Plans to build churches in Kuwait have been rejected by MPs because they "contradict Islamic Sharia law".
Sheikh Sabah al Khalid al Sabah is Kuwait's Emir and official leader
The Gulf country's government, which is unelected and seperate from the elected MPs in parliament, initially accepted the church building proposals and allocated a number of sites for construction.
However it was rejected by MPs in the legislature. Islamist MP Ahmad al-Azemi said he and other MPs would reject the plans because they "contradict Islamic Sharia law".
He said his rejection is based on constitutional and religious grounds since Islam is the official religion of Kuwait and the main source of legislation. He added that Islamic scholars are unanimous in banning the building of non-Muslim places of worship in the Arabian Peninsula.
News that the government had approved sites for church building was reported to local press by Ahmad al-Manfoohi, general director of the municipality. It was met with extensive public criticism and al-Azemi urged the government against taking decisions that weren't in line with the view of Kuwait's conservative religious society.
Kuwait's citizens are majority Muslim with an estimated 60-70 per cent Sunni and 30-40 per cent Shia, although there are no official figures.
However the Gulf state, which is a US ally, also has a significant Christian expatriate population although the number of Kuwaiti Christians is very low.
Despite its conservative society, Kuwait stands out from other Gulf monarchies for having the most open political system. Women have the right to vote and stand in elections, although one ruling family holds most of the key posts.

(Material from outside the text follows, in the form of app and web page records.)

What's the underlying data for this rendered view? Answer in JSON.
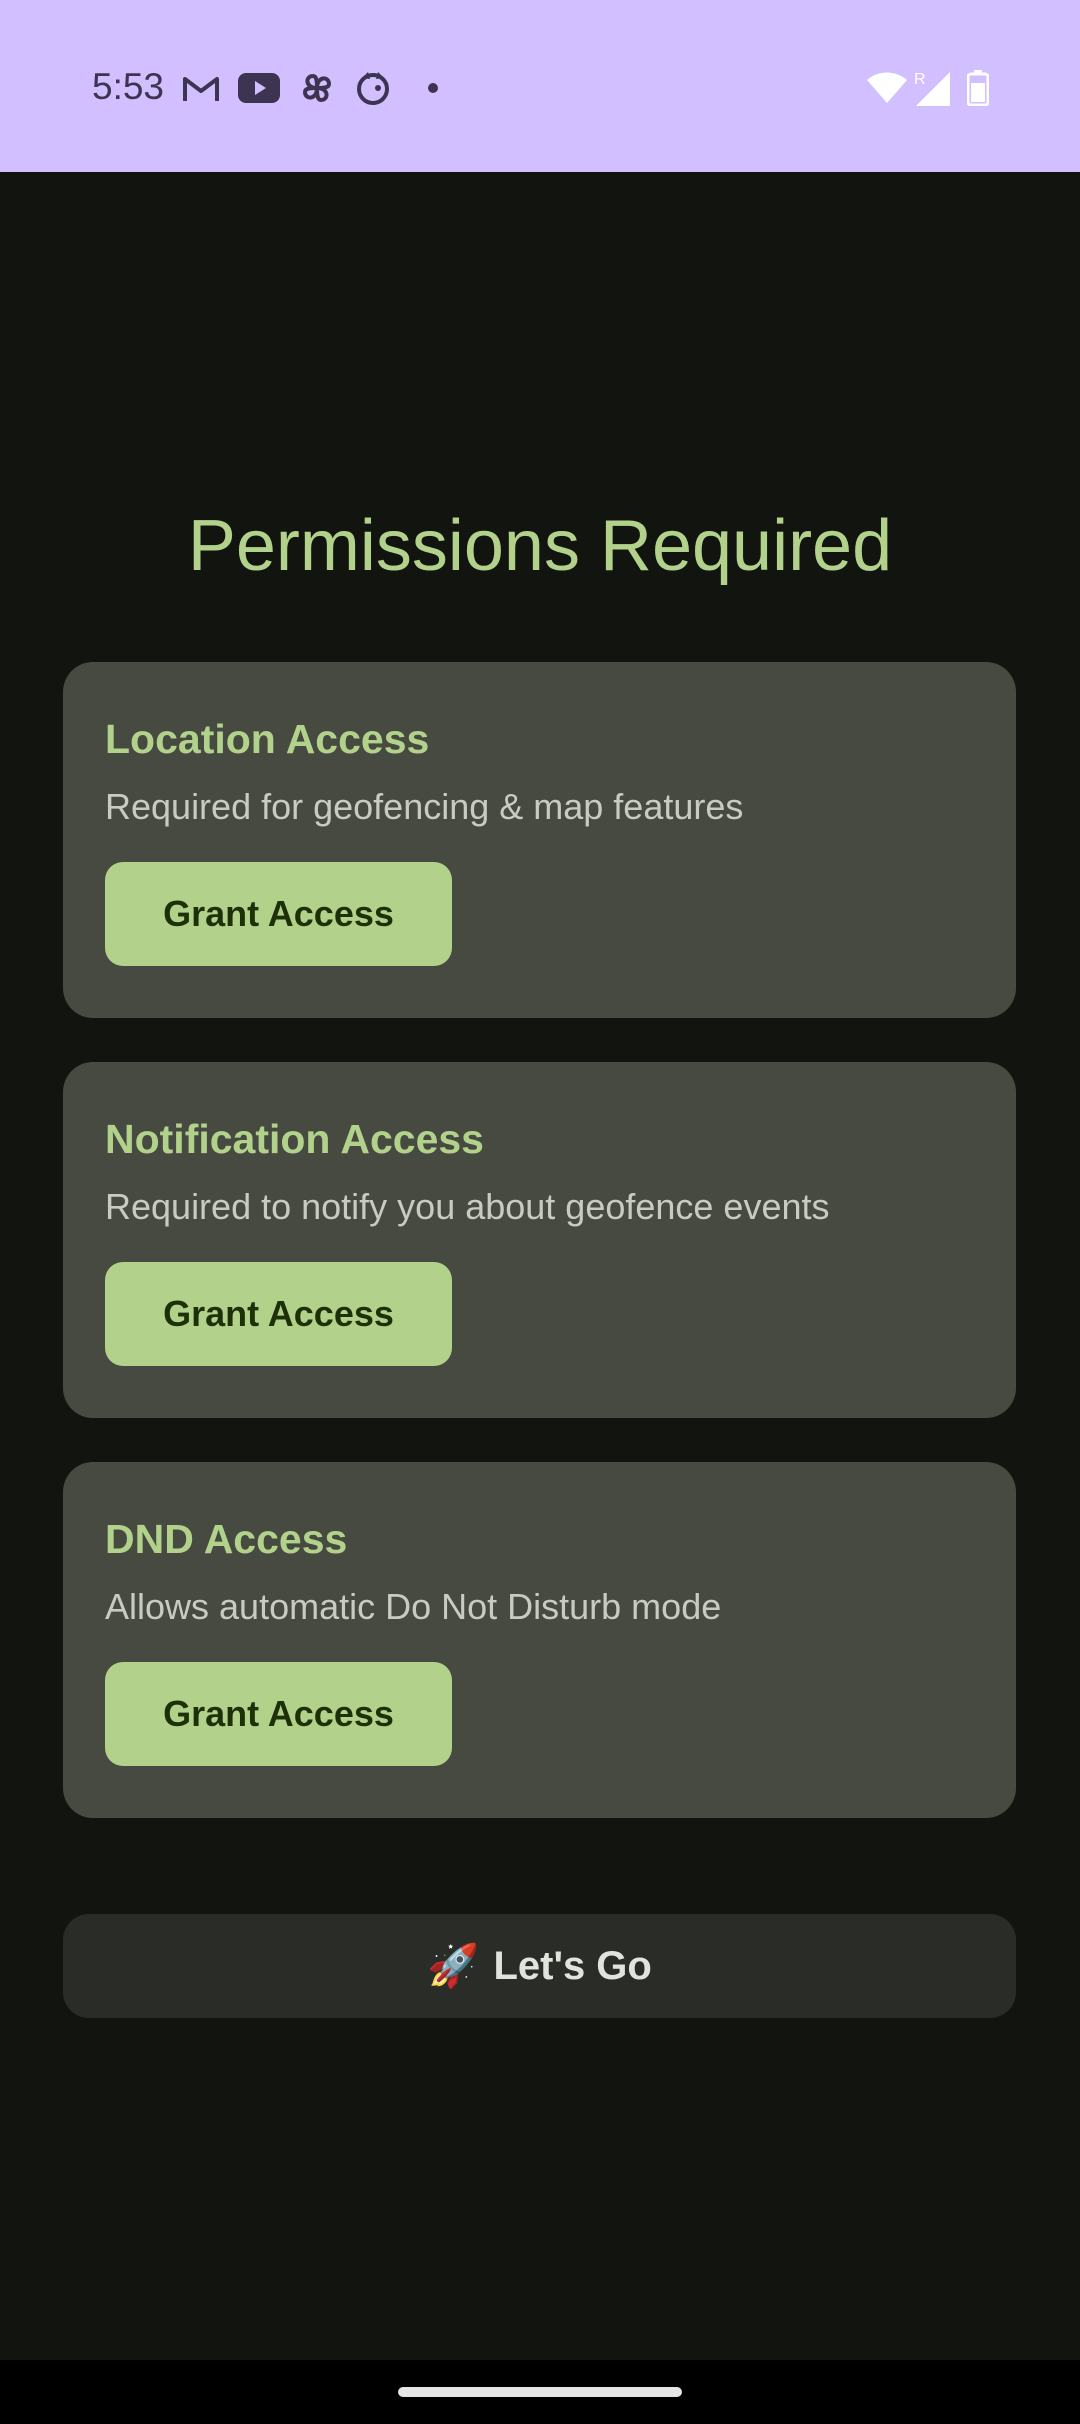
{
  "status_bar": {
    "time": "5:53",
    "left_icons": [
      "gmail-icon",
      "youtube-icon",
      "pinwheel-icon",
      "dog-app-icon",
      "dot-icon"
    ],
    "right_icons": [
      "wifi-icon",
      "signal-roaming-icon",
      "battery-icon"
    ],
    "roaming_label": "R"
  },
  "page": {
    "title": "Permissions Required"
  },
  "cards": [
    {
      "title": "Location Access",
      "description": "Required for geofencing & map features",
      "button_label": "Grant Access"
    },
    {
      "title": "Notification Access",
      "description": "Required to notify you about geofence events",
      "button_label": "Grant Access"
    },
    {
      "title": "DND Access",
      "description": "Allows automatic Do Not Disturb mode",
      "button_label": "Grant Access"
    }
  ],
  "go_button": {
    "emoji": "🚀",
    "label": "Let's Go"
  },
  "colors": {
    "status_bar_bg": "#d1bfff",
    "background": "#121410",
    "card_bg": "#464a41",
    "accent": "#b2d28b",
    "go_button_bg": "#2a2c27"
  }
}
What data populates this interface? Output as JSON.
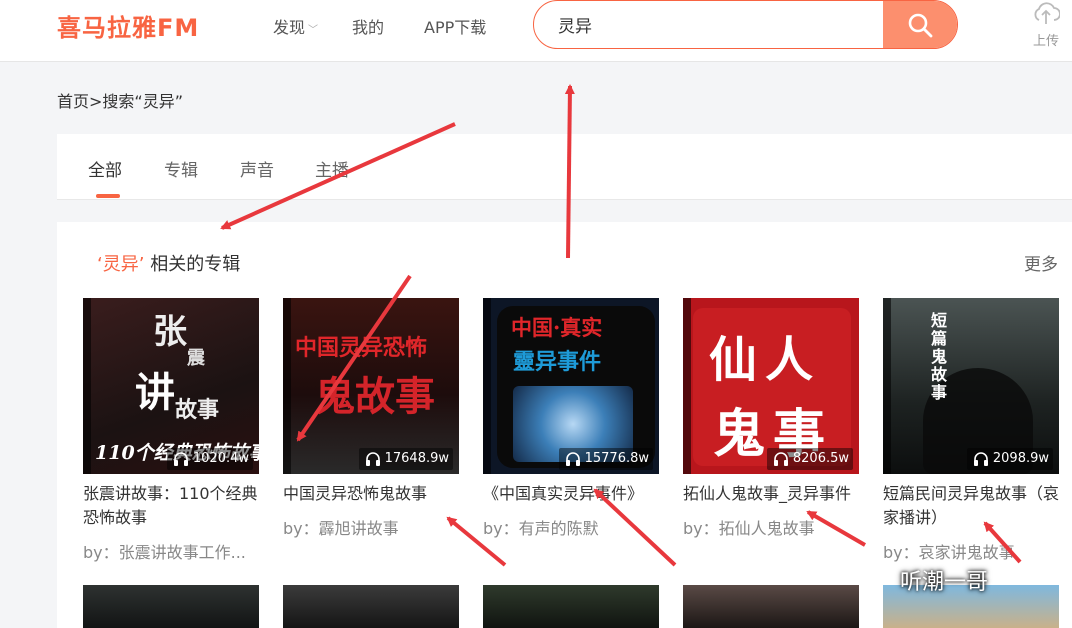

The parliament, made up of ruling MPs, has the most power of any elected body in the Gulf but the ruling family make up the municipality, or government, which has final say over key decisions